“… there are numerous variations on the argument that evolution has placed us in the role of eating animals and therefore eating animals belongs outside of morality. While a very small fraction of people actively concern themselves with the treatment of animals while alive and make it a point to only buy so-called “humane” meat or only hunt animals in the wild, the act of eating animals itself is taken for granted as a simple fact of nature and therefore outside of morality.
When it comes down to it, though, one of two statements is being made. Either the person is simply saying that we eat animals as a statement of natural fact which does not require any further discussion, or the person is saying that eating animals is necessary for our health.
In the case of simply stating that we are omnivores (ignoring the fact that we are not obligate omnivores), what we are in effect saying is that we should derive our morals from evolution’s survival of the fittest. This is faulty reasoning because survival of the fittest is easily shown to be a horrible moral system where theft, rape, and murder are okay as well.
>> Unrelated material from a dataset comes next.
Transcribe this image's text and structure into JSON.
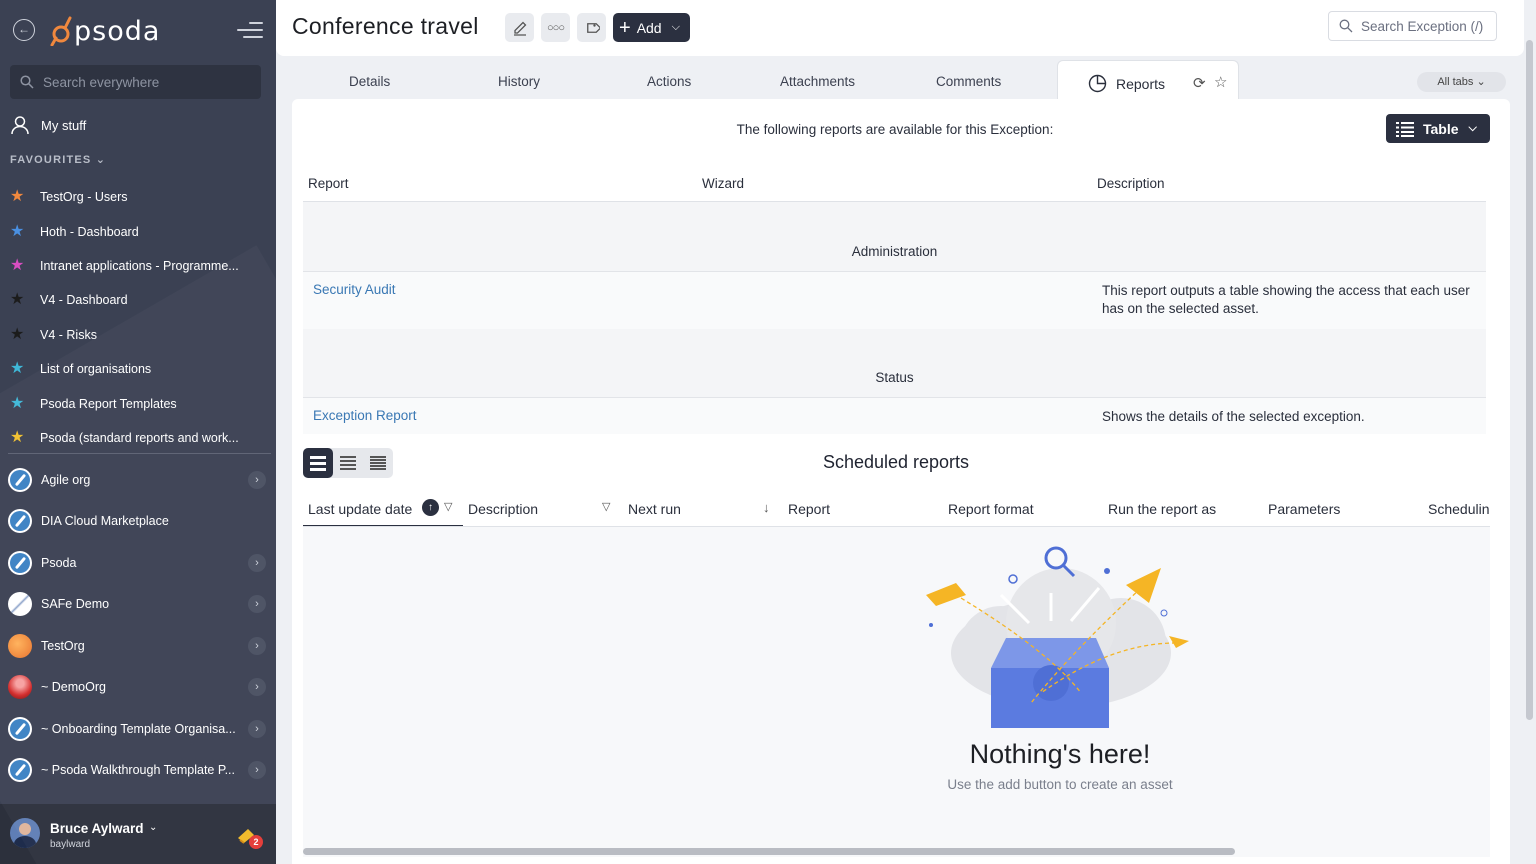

We do not apply the morality of survival of the fittest to domination, theft, rape, murder, or how we should treat the sick or weak or less fortunate or less intelligent among us, and similarly we should not apply it to eating animals.
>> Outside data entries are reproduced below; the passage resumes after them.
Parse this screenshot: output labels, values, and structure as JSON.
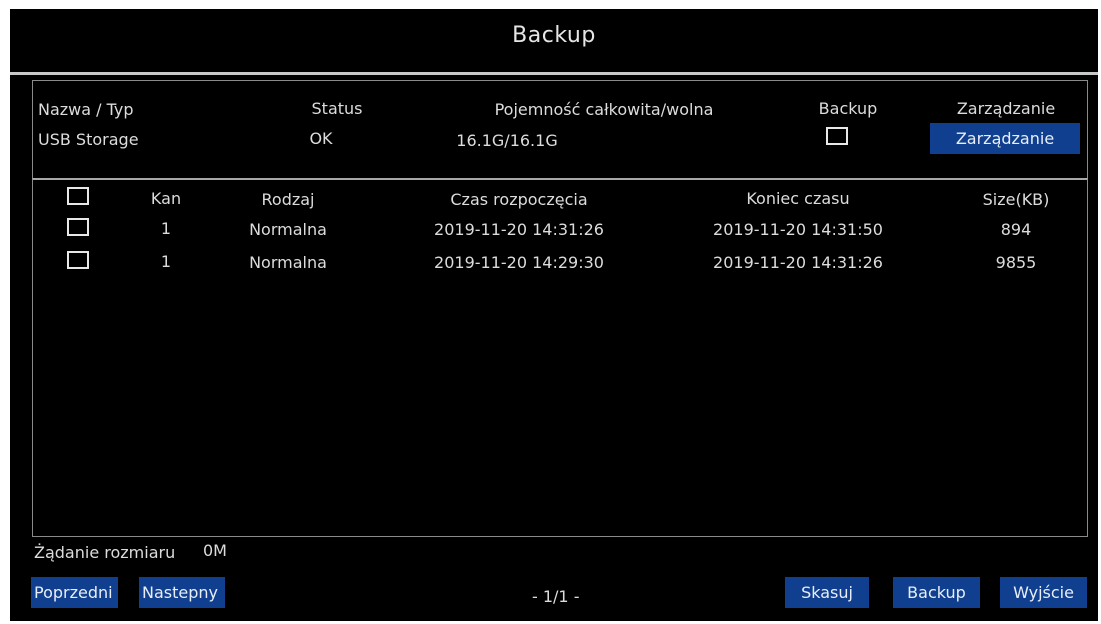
{
  "window": {
    "title": "Backup"
  },
  "device_table": {
    "headers": {
      "name": "Nazwa / Typ",
      "status": "Status",
      "capacity": "Pojemność całkowita/wolna",
      "backup": "Backup",
      "manage": "Zarządzanie"
    },
    "rows": [
      {
        "name": "USB Storage",
        "status": "OK",
        "capacity": "16.1G/16.1G",
        "backup_checked": false,
        "manage_label": "Zarządzanie"
      }
    ]
  },
  "file_table": {
    "headers": {
      "channel": "Kan",
      "type": "Rodzaj",
      "start": "Czas rozpoczęcia",
      "end": "Koniec czasu",
      "size": "Size(KB)"
    },
    "rows": [
      {
        "checked": false,
        "channel": "1",
        "type": "Normalna",
        "start": "2019-11-20 14:31:26",
        "end": "2019-11-20 14:31:50",
        "size": "894"
      },
      {
        "checked": false,
        "channel": "1",
        "type": "Normalna",
        "start": "2019-11-20 14:29:30",
        "end": "2019-11-20 14:31:26",
        "size": "9855"
      }
    ]
  },
  "footer": {
    "size_request_label": "Żądanie rozmiaru",
    "size_request_value": "0M",
    "prev_label": "Poprzedni",
    "next_label": "Nastepny",
    "pagination": "- 1/1 -",
    "delete_label": "Skasuj",
    "backup_label": "Backup",
    "exit_label": "Wyjście"
  },
  "colors": {
    "background": "#000000",
    "button": "#0f3f8e",
    "text": "#dcdcdc",
    "border": "#8a8a8a"
  }
}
In the case of stating that we need to eat animals for our health (ignoring the scientific research and the fact that millions of vegans are living long healthy lives at this very moment), what we are in effect saying is that evolution has put a gun to our heads that forces us to eat animals. This is faulty reasoning because even if it were true, eating animals would still remain within morality. If the gun is to our head to eat animals, is the gun to our head to eat more than we need to be healthy? Is the gun to our head to eat not only fish (or better yet, bivalves), but also birds and mammals? Is the gun to our head to torture the animal? Is the gun to our head to use animals for other non-food purposes as well? And if the gun were ever removed from our head through vitamins and fortified foods, should we still go about our business as if the gun were still to our head?
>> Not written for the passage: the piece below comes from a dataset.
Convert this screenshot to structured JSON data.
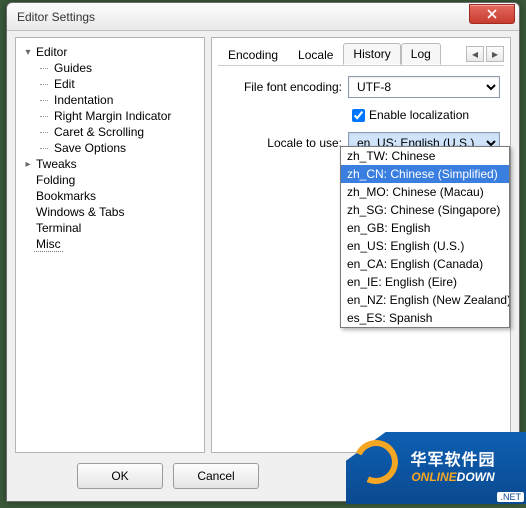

Clearly the omnivore/evolution way of thinking is deeply ingrained, but nature/evolution is a morally faulty way of thinking altogether as it can justify pretty much whatever horrible things we want. The following paragraph may appear at first glance to be offensive, but be clear that we are only pointing out the similarities in thought process of the person providing their rationalization. See how many rationalizations from the previous chapters you can spot.
“Men were designed by millions of years of evolution to be sexual opportunists. As a guy, sexual desire is unquestionably deep inside my DNA. It’s what makes me a man. Is it possible for a man to survive without sex or through masturbation alone? Sure, maybe that’s true for some men, for a while. But a man can’t thrive without sex. I get depressed when I haven’t had real sex for a while. I don’t feel my complete self. I don’t feel 100% a man. So when I’m not getting it willingly, I listen to my body and do what my body is asking for, what it was designed for. I have nonconsensual sex. And don’t tell me that I don’t love women. I think it’s terrible how some men treat women. I don’t condone any of that. I only have humane nonconsensual sex. I buy my women the best food, the best drinks, we go dancing – you should see how happy they are. And when it’s time I slip them a drug and they don’t feel a thing and they’re unconscious in an instant. There’s no fear and they never even know it’s coming. And I always appreciate their sacrifice. Before I start I always say a blessing and express my gratitude for the sexual sustenance gift that they are providing me. Listen, if you don’t want to have nonconsensual sex that’s your personal choice and I respect it, but please respect my right to have nonconsensual sex. Men are sexual opportunists. Period. It’s simple biology. Evolution. Nature. You think the lion feels bad when he’s having nonconsensual sex with the lioness?”
The reason we used sex as our example is that sex is viewed as a baser drive closer to eating, but versions of the example above could have been provided to justify theft or slavery or even murder. If we accept evolution’s survival of the fittest as our starting point then that is ultimately the morals we are promoting.
Any appeal to nature and evolution is thus ultimately faulty because morally it is just not the right way of thinking on the matter. Regardless of nature and our own barbaric history, civilization is meant to take us out of the realm of “survival of the fittest” and “might makes right” mentalities and to evolve beyond them. Morally speaking, it is time to evolve beyond thinking that our base evolutionary desire gives us the right to exploit, enslave, torture, or kill others. It does not. It is a prejudice.”